# [EXERCISE AIM]
Every record that follows must be given again exactly.

THE RECORDS Block Start

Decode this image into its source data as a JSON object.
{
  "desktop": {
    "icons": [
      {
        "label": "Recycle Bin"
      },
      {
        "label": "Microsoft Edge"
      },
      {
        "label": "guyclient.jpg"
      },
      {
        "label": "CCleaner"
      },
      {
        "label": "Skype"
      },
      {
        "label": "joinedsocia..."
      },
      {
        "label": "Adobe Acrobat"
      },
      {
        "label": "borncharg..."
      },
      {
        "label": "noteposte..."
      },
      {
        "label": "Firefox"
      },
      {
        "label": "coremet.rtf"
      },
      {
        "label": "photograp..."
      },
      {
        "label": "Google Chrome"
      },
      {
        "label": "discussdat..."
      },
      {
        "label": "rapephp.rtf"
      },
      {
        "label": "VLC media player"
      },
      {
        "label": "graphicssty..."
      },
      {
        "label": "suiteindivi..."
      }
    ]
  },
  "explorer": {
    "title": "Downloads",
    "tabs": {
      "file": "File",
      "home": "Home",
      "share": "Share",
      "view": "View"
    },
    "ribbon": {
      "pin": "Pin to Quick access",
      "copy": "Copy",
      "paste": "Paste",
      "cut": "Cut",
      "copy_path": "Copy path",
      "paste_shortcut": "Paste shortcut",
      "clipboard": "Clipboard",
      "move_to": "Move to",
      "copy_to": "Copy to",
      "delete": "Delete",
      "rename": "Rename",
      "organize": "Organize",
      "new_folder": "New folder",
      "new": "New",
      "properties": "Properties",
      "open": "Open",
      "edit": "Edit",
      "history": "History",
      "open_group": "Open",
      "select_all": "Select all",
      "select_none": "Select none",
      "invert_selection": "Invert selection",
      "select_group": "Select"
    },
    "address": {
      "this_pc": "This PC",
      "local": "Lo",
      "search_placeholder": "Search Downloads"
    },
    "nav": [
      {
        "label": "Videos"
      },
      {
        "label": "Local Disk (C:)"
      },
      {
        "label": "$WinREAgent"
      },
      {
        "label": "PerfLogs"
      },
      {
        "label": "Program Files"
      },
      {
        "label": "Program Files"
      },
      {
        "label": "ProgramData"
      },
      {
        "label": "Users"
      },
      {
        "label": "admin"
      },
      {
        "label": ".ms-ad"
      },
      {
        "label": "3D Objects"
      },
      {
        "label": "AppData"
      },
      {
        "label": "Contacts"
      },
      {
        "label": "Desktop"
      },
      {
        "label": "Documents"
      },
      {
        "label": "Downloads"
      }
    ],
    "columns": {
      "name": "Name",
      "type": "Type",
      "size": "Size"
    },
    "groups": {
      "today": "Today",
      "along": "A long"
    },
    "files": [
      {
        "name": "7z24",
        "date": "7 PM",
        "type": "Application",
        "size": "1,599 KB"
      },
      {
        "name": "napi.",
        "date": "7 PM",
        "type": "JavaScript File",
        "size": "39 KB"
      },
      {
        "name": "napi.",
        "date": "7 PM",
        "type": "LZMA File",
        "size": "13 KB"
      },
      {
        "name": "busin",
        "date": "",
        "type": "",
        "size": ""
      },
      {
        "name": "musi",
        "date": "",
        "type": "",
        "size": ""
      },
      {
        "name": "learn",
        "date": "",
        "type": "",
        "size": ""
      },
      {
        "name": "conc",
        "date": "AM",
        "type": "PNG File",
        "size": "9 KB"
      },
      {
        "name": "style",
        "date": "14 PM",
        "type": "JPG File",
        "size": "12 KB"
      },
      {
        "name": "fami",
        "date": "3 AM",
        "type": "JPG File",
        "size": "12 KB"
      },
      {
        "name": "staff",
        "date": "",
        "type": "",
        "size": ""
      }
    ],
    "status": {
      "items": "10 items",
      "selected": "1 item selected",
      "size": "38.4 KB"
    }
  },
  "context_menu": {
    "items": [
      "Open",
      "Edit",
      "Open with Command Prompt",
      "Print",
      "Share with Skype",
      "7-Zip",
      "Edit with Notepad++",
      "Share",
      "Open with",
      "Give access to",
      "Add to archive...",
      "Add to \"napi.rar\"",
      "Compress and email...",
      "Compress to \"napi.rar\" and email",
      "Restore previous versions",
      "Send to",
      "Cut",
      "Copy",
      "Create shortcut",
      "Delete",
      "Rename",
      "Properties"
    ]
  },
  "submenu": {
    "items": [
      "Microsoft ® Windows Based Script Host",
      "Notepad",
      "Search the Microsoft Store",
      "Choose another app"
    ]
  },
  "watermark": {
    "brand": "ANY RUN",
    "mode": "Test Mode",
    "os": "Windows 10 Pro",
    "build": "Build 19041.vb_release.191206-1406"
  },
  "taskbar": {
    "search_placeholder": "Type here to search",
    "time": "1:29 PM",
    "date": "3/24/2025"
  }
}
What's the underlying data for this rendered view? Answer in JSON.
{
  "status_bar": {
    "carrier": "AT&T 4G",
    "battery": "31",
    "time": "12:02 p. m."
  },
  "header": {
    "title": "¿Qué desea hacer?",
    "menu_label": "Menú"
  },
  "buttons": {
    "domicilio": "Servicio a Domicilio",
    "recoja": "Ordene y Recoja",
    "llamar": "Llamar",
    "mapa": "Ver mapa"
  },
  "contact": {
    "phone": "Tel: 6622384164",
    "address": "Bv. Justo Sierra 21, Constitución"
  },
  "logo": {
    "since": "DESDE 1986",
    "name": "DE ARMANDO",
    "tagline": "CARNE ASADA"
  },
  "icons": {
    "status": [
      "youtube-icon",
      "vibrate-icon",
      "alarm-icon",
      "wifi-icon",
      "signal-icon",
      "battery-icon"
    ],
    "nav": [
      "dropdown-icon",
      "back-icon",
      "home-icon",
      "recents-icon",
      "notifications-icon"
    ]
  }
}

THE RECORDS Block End

# [OUTPUT]
Decode this image into its source data as a JSON object.
{
  "desktop": {
    "icons": [
      {
        "label": "Recycle Bin"
      },
      {
        "label": "Microsoft Edge"
      },
      {
        "label": "guyclient.jpg"
      },
      {
        "label": "CCleaner"
      },
      {
        "label": "Skype"
      },
      {
        "label": "joinedsocia..."
      },
      {
        "label": "Adobe Acrobat"
      },
      {
        "label": "borncharg..."
      },
      {
        "label": "noteposte..."
      },
      {
        "label": "Firefox"
      },
      {
        "label": "coremet.rtf"
      },
      {
        "label": "photograp..."
      },
      {
        "label": "Google Chrome"
      },
      {
        "label": "discussdat..."
      },
      {
        "label": "rapephp.rtf"
      },
      {
        "label": "VLC media player"
      },
      {
        "label": "graphicssty..."
      },
      {
        "label": "suiteindivi..."
      }
    ]
  },
  "explorer": {
    "title": "Downloads",
    "tabs": {
      "file": "File",
      "home": "Home",
      "share": "Share",
      "view": "View"
    },
    "ribbon": {
      "pin": "Pin to Quick access",
      "copy": "Copy",
      "paste": "Paste",
      "cut": "Cut",
      "copy_path": "Copy path",
      "paste_shortcut": "Paste shortcut",
      "clipboard": "Clipboard",
      "move_to": "Move to",
      "copy_to": "Copy to",
      "delete": "Delete",
      "rename": "Rename",
      "organize": "Organize",
      "new_folder": "New folder",
      "new": "New",
      "properties": "Properties",
      "open": "Open",
      "edit": "Edit",
      "history": "History",
      "open_group": "Open",
      "select_all": "Select all",
      "select_none": "Select none",
      "invert_selection": "Invert selection",
      "select_group": "Select"
    },
    "address": {
      "this_pc": "This PC",
      "local": "Lo",
      "search_placeholder": "Search Downloads"
    },
    "nav": [
      {
        "label": "Videos"
      },
      {
        "label": "Local Disk (C:)"
      },
      {
        "label": "$WinREAgent"
      },
      {
        "label": "PerfLogs"
      },
      {
        "label": "Program Files"
      },
      {
        "label": "Program Files"
      },
      {
        "label": "ProgramData"
      },
      {
        "label": "Users"
      },
      {
        "label": "admin"
      },
      {
        "label": ".ms-ad"
      },
      {
        "label": "3D Objects"
      },
      {
        "label": "AppData"
      },
      {
        "label": "Contacts"
      },
      {
        "label": "Desktop"
      },
      {
        "label": "Documents"
      },
      {
        "label": "Downloads"
      }
    ],
    "columns": {
      "name": "Name",
      "type": "Type",
      "size": "Size"
    },
    "groups": {
      "today": "Today",
      "along": "A long"
    },
    "files": [
      {
        "name": "7z24",
        "date": "7 PM",
        "type": "Application",
        "size": "1,599 KB"
      },
      {
        "name": "napi.",
        "date": "7 PM",
        "type": "JavaScript File",
        "size": "39 KB"
      },
      {
        "name": "napi.",
        "date": "7 PM",
        "type": "LZMA File",
        "size": "13 KB"
      },
      {
        "name": "busin",
        "date": "",
        "type": "",
        "size": ""
      },
      {
        "name": "musi",
        "date": "",
        "type": "",
        "size": ""
      },
      {
        "name": "learn",
        "date": "",
        "type": "",
        "size": ""
      },
      {
        "name": "conc",
        "date": "AM",
        "type": "PNG File",
        "size": "9 KB"
      },
      {
        "name": "style",
        "date": "14 PM",
        "type": "JPG File",
        "size": "12 KB"
      },
      {
        "name": "fami",
        "date": "3 AM",
        "type": "JPG File",
        "size": "12 KB"
      },
      {
        "name": "staff",
        "date": "",
        "type": "",
        "size": ""
      }
    ],
    "status": {
      "items": "10 items",
      "selected": "1 item selected",
      "size": "38.4 KB"
    }
  },
  "context_menu": {
    "items": [
      "Open",
      "Edit",
      "Open with Command Prompt",
      "Print",
      "Share with Skype",
      "7-Zip",
      "Edit with Notepad++",
      "Share",
      "Open with",
      "Give access to",
      "Add to archive...",
      "Add to \"napi.rar\"",
      "Compress and email...",
      "Compress to \"napi.rar\" and email",
      "Restore previous versions",
      "Send to",
      "Cut",
      "Copy",
      "Create shortcut",
      "Delete",
      "Rename",
      "Properties"
    ]
  },
  "submenu": {
    "items": [
      "Microsoft ® Windows Based Script Host",
      "Notepad",
      "Search the Microsoft Store",
      "Choose another app"
    ]
  },
  "watermark": {
    "brand": "ANY RUN",
    "mode": "Test Mode",
    "os": "Windows 10 Pro",
    "build": "Build 19041.vb_release.191206-1406"
  },
  "taskbar": {
    "search_placeholder": "Type here to search",
    "time": "1:29 PM",
    "date": "3/24/2025"
  }
}
What's the underlying data for this rendered view? Answer in JSON.
{
  "status_bar": {
    "carrier": "AT&T 4G",
    "battery": "31",
    "time": "12:02 p. m."
  },
  "header": {
    "title": "¿Qué desea hacer?",
    "menu_label": "Menú"
  },
  "buttons": {
    "domicilio": "Servicio a Domicilio",
    "recoja": "Ordene y Recoja",
    "llamar": "Llamar",
    "mapa": "Ver mapa"
  },
  "contact": {
    "phone": "Tel: 6622384164",
    "address": "Bv. Justo Sierra 21, Constitución"
  },
  "logo": {
    "since": "DESDE 1986",
    "name": "DE ARMANDO",
    "tagline": "CARNE ASADA"
  },
  "icons": {
    "status": [
      "youtube-icon",
      "vibrate-icon",
      "alarm-icon",
      "wifi-icon",
      "signal-icon",
      "battery-icon"
    ],
    "nav": [
      "dropdown-icon",
      "back-icon",
      "home-icon",
      "recents-icon",
      "notifications-icon"
    ]
  }
}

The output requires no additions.